|Manufacturer||Kawasaki Sharyo, Nippon Sharyo|
|Number built||2 vehicles|
|Number preserved||1 vehicle|
|Number scrapped||1 vehicle|
|Capacity||40 seated (Car 951-1)|
50 seated (Car 951-2)
|Car body construction||Aluminium alloy|
|Car length||25,000 mm (82 ft 0.25 in)|
|Width||3,386 mm (11 ft 1.31 in)|
|Doors||2 sliding doors per side|
|Maximum speed||250 km/h (155 mph) (nominal)|
|Traction system||250 kW (340 hp) x 8|
|Power output||2,000 kW (2,700 hp)|
|Electric system(s)||25 kV AC, 60 Hz overhead catenary|
|Current collector(s)||Cross-arm type pantograph|
|Track gauge||1,435 mm (4 ft 8+1⁄2 in) standard gauge|
The Class 951 (951形) was an experimental Japanese Shinkansen train built to test the technology for future high-speed trains operating at speeds of up to 250 km/h (155 mph) following the opening of the Tokaido Shinkansen in 1964.
The Class 951 train was a two-car unit formed of cars numbered 951-1 and 951-2. Car 951-1 was built by Kawasaki Sharyo (present-day Kawasaki Heavy Industries), and had a seating capacity of 40 with seats arranged 3+2 abreast. Car 951-2 was built by Nippon Sharyo, and had a seating capacity of 50, also with seats arranged 3+2 abreast.
Both cars were fitted with a cross-arm type pantograph at the inner end. Both were based on the PS200 type used on the 0 Series Shinkansen trains, but the pantograph on car 951-1 was designated PS9010K, and that on car 951-2 was designated PS-1010A. Normally, only the pantograph on car 951-2 was used.

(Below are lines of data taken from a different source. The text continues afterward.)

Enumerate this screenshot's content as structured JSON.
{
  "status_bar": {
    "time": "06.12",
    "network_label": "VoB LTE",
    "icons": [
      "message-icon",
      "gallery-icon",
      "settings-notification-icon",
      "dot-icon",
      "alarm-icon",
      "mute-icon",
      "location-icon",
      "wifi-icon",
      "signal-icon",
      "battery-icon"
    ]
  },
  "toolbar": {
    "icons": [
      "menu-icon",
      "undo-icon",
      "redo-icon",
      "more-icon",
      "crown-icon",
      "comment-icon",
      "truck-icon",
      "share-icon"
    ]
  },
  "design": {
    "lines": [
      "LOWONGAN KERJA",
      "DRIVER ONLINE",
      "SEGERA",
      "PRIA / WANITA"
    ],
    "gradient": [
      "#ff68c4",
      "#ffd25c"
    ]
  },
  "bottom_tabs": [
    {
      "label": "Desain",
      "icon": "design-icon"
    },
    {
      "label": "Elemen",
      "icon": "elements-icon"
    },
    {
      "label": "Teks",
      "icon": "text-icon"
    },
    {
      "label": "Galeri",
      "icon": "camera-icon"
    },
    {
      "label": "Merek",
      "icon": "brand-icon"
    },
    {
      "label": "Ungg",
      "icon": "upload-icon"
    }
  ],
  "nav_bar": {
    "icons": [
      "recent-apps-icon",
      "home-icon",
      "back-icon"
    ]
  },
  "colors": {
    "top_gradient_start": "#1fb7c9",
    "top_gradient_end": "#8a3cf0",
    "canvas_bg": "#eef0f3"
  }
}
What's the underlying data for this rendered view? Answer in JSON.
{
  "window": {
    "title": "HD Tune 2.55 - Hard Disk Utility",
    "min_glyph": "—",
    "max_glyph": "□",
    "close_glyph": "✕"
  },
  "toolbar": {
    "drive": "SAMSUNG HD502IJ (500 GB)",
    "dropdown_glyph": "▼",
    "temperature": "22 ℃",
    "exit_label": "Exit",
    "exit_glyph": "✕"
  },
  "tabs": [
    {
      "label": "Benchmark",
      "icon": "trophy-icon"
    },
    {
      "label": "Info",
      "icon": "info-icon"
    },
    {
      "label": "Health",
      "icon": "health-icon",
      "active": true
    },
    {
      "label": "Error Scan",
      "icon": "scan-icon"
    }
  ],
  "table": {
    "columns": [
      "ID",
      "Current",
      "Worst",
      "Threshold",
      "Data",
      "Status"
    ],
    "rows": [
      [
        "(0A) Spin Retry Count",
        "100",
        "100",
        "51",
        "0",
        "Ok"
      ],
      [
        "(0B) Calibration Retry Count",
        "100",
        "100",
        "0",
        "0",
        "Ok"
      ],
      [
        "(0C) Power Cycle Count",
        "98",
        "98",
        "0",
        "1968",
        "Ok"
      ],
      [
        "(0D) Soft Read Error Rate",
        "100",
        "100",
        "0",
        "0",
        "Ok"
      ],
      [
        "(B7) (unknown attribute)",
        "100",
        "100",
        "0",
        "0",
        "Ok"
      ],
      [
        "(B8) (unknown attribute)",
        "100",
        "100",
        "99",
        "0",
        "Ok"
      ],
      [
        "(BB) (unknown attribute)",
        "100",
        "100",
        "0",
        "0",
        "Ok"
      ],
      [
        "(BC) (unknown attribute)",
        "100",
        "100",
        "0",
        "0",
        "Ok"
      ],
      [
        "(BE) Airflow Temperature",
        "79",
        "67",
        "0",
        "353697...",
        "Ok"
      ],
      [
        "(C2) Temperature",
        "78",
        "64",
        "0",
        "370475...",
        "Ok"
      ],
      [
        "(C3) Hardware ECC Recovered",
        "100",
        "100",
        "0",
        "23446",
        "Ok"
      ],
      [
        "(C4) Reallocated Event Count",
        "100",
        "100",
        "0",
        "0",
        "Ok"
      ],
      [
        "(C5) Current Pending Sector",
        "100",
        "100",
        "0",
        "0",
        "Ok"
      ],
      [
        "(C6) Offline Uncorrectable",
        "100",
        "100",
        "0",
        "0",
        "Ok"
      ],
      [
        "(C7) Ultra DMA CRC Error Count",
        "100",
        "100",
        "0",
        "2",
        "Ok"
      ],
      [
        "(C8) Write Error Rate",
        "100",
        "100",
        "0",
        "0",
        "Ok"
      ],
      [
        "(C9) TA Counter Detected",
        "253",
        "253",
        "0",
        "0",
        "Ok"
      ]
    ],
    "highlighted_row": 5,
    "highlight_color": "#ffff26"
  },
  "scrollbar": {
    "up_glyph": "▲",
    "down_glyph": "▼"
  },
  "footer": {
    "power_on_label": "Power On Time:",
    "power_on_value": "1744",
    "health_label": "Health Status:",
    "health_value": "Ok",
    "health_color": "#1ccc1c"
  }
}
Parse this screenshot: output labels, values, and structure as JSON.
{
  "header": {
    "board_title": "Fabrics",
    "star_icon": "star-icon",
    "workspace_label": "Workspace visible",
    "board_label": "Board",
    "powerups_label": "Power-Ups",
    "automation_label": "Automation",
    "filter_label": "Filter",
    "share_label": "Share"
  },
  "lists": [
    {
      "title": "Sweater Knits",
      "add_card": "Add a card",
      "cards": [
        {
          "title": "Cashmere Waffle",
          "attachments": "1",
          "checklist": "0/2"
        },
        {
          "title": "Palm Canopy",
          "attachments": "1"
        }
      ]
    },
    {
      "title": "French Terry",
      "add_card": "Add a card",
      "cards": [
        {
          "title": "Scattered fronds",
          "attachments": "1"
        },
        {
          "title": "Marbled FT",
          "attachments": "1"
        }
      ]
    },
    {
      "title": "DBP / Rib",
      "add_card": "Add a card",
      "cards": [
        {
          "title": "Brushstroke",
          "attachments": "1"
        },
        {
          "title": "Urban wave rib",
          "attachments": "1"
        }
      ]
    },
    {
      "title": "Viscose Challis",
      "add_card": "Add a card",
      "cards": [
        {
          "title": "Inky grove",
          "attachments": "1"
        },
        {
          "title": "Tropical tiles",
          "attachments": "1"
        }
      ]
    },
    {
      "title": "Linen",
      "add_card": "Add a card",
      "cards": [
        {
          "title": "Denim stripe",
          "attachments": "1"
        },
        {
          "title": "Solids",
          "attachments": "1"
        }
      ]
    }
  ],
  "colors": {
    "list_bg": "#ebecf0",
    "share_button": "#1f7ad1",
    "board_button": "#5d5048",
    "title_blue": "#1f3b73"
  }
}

The train was unveiled to the press on 26 March 1969, with formal test running commencing on the Tōkaidō Shinkansen from 2 July 1969.
On 24 February 1972, the Class 951 recorded a world speed record of 286 km/h (178 mph) on the Sanyo Shinkansen between Himeji and Nishi-Akashi, breaking the previous record of 256 km/h (159 mph) set by the Class 1000 Shinkansen.
The train was formally withdrawn on 11 April 1980. Car 951-2 was transferred to the Railway Technical Research Institute in Kokubunji, Tokyo, where it was used for roller rig testing. Car 951-1 was donated to the nearby Hikari Plaza Community Centre in 1994, where it is open to the public. Car 951-2 was subsequently stored out of use inside the Railway Technical Research Institute, and was cut up in 2008.